To compare these developers, I shot a roll of film in harsh sunlight. I used less exposure than I normally would have, since I wanted to evaluate shadow speed. I developed pieces of the film in all the developers I have using all the times I usually use. I wanted to see how the contrast varied so that I could fine-tune my development time for each developer, plus I wanted to compare the graininess, since I had noticed HC110 was grainier than D23. After developing them in a 20C water bath with 3 inversions per minute, I printed them using the same enlarger times using a grade 2 filter. I found that the D23 was much slower than the other two, so I printed an additional frame for less time so that I could fairly compare the tonality and grain. I scanned all the prints side-by-side using my basic scanner software and no processing, at 800DPI to capture the grain. Click for the monstrous full-size version.
Exposure: Texas sunlight, 1/500 at f/11.
Developers left to right:Rodinal 50:1 9min, HC110 50:1 9 min, D23 8 min, D23 8 min
Printing times L-R: 20s, 20s, 20s, 10s
First of all, Rodinal is the most grainy, clearly, but it's worth noting that the image area shown is less than a 110 frame. It represents about a 2x3 inch piece of an 11x14 print. HC110 was similar in graininess to the Rodinal, and D23 was much less grainy than either. However, the D23 was much slower. The difference looking at the negatives was subtle, the different looking at the 35mm contact prints was noticeable, and the difference when printing them at the same time was obvious.

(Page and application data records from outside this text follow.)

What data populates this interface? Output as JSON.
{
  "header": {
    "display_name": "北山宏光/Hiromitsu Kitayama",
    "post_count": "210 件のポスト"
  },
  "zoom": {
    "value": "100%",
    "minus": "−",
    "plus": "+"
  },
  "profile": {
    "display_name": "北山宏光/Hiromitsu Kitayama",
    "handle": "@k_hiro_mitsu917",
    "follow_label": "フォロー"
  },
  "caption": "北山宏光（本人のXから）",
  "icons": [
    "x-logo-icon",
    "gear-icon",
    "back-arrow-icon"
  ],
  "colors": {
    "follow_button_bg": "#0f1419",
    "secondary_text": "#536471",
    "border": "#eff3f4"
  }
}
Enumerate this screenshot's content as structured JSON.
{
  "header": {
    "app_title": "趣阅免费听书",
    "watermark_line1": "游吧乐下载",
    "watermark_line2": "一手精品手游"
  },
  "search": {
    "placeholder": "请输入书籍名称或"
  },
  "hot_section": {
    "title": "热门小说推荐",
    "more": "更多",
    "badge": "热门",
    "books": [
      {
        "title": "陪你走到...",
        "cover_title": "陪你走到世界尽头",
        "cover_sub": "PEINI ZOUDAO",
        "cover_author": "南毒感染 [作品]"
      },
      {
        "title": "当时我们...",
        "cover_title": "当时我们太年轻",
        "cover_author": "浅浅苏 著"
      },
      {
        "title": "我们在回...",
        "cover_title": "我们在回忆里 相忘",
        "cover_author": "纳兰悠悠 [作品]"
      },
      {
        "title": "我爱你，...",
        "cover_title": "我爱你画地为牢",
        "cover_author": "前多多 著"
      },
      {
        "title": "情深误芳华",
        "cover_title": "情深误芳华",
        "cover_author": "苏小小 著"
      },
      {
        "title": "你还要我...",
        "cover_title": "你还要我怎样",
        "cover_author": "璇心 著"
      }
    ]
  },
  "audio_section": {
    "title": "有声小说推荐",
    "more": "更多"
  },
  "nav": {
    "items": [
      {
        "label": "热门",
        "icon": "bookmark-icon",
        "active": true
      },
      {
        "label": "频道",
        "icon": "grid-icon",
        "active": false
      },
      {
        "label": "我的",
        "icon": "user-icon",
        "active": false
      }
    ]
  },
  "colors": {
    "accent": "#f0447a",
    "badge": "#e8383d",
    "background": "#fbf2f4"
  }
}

I really didn't know I was losing so much speed with D23, and it's making me wonder if I mixed it up right. I do like that it has very low graininess, yet retains detail well. I don't really see a loss of resolution with the D23 due to the solvent action, if anything it seems a bit better than the 'normal' developers. But I'll have to remember that since D23 is rather soft-working, in any underexposure scenario, I'd better reach for a different developer.